# What you need to do
Keyword search on "JSON": report each line of the records that contains it.

☆ ☆ ☆ ☆

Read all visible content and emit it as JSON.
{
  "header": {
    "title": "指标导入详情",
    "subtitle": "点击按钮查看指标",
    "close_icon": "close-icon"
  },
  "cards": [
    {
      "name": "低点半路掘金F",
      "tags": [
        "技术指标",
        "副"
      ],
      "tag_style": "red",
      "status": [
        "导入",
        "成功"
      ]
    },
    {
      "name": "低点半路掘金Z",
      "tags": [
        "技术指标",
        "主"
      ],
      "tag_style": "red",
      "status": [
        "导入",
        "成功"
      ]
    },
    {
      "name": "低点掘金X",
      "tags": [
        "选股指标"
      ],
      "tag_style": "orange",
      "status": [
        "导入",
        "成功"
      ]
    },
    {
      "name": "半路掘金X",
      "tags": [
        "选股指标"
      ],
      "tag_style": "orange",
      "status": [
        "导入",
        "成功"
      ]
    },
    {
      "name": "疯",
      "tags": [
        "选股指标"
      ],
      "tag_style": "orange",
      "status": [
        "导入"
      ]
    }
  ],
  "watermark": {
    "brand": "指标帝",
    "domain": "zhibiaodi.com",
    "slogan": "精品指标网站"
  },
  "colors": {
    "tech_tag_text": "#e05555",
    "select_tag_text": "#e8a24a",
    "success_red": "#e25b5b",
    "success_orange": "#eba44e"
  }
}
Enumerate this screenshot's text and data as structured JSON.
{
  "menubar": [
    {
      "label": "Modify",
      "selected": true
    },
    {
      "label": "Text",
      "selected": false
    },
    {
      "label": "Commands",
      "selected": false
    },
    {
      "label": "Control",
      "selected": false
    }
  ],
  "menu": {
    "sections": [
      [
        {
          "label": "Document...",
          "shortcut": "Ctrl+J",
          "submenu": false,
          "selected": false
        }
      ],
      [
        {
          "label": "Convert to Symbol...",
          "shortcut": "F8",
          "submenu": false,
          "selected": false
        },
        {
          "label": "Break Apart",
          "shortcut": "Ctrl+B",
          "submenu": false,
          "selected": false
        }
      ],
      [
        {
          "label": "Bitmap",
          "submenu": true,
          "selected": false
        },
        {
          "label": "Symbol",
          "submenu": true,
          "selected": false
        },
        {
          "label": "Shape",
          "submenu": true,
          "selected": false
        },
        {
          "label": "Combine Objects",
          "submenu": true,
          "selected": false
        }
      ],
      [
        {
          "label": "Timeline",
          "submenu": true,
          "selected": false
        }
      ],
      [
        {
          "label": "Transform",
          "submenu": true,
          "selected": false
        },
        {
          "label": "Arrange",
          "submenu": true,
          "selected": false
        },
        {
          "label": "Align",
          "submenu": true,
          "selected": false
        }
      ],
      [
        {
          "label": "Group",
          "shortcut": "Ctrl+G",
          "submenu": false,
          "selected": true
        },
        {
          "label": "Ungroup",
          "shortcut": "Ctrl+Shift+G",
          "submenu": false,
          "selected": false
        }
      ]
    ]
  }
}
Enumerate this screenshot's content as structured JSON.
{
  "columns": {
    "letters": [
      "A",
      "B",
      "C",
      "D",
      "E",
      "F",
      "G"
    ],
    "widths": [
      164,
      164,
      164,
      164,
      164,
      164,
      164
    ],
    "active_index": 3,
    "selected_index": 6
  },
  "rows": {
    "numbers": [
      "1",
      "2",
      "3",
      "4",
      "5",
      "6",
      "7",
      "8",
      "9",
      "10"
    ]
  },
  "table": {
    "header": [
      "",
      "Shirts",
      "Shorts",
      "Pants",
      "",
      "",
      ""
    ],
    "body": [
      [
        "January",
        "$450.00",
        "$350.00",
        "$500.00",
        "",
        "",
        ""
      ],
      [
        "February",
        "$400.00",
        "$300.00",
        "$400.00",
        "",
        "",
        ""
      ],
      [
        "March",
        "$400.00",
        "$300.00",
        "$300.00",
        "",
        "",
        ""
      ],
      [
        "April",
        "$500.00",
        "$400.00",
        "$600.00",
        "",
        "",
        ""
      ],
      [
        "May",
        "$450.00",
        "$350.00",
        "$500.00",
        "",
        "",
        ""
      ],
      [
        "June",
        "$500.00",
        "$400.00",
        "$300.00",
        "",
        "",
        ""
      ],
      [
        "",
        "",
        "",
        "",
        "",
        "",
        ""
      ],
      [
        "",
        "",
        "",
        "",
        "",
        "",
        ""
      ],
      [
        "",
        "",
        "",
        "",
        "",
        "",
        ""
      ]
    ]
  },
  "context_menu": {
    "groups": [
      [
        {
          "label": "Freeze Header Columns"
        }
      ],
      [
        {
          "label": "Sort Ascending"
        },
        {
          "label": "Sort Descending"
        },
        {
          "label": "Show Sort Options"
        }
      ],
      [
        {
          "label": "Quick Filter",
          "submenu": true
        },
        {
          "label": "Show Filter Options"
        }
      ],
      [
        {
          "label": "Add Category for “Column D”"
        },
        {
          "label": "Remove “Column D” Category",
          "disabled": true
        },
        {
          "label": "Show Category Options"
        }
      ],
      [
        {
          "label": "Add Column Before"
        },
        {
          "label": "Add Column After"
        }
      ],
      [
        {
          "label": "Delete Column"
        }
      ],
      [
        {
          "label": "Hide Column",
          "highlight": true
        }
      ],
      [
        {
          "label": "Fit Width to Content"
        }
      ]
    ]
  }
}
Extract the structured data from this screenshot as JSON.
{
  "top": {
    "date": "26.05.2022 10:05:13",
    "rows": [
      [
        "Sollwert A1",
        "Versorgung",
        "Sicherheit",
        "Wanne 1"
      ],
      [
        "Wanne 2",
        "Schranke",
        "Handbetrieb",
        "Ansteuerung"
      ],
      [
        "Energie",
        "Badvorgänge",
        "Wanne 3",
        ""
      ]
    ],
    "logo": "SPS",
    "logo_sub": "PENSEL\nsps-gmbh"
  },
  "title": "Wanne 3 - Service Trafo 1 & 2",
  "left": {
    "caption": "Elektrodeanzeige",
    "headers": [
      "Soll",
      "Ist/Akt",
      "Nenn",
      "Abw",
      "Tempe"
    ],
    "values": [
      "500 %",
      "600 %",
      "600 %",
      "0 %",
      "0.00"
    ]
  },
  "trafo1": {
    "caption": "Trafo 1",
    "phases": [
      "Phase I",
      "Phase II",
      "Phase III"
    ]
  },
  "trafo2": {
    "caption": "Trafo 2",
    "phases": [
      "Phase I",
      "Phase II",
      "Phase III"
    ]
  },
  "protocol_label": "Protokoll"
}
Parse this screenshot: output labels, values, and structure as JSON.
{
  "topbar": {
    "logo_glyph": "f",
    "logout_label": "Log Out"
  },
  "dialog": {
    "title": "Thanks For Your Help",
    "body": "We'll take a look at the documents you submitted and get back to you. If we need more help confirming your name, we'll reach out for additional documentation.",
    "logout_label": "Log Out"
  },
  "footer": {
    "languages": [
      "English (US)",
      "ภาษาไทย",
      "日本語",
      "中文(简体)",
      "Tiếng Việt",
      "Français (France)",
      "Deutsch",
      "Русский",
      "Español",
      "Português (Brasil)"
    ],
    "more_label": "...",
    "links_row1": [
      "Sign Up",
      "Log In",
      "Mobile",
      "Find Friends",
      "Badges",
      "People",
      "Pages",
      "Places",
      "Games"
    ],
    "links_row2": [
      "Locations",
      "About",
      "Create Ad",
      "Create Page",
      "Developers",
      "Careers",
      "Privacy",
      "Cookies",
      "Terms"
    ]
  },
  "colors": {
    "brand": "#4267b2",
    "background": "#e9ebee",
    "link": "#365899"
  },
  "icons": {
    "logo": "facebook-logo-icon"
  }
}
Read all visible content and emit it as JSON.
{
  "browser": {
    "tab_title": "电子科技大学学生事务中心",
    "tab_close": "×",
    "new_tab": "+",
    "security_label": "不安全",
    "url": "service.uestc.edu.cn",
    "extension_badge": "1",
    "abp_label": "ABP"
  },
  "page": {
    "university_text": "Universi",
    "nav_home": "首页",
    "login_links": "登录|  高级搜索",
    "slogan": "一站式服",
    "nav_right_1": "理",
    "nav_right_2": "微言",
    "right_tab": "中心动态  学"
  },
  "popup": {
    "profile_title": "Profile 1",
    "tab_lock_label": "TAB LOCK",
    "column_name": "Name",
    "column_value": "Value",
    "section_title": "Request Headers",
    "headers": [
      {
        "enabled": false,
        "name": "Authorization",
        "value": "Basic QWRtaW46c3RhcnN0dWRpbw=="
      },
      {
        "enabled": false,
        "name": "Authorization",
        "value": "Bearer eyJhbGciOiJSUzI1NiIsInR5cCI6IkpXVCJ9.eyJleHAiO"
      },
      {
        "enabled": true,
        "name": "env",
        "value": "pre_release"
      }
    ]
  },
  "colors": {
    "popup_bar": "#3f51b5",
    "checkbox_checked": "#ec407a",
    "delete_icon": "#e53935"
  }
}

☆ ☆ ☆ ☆

# Task output
Read all visible content and emit it as JSON.
Enumerate this screenshot's text and data as structured JSON.
Enumerate this screenshot's content as structured JSON.
Extract the structured data from this screenshot as JSON.
Parse this screenshot: output labels, values, and structure as JSON.
Read all visible content and emit it as JSON.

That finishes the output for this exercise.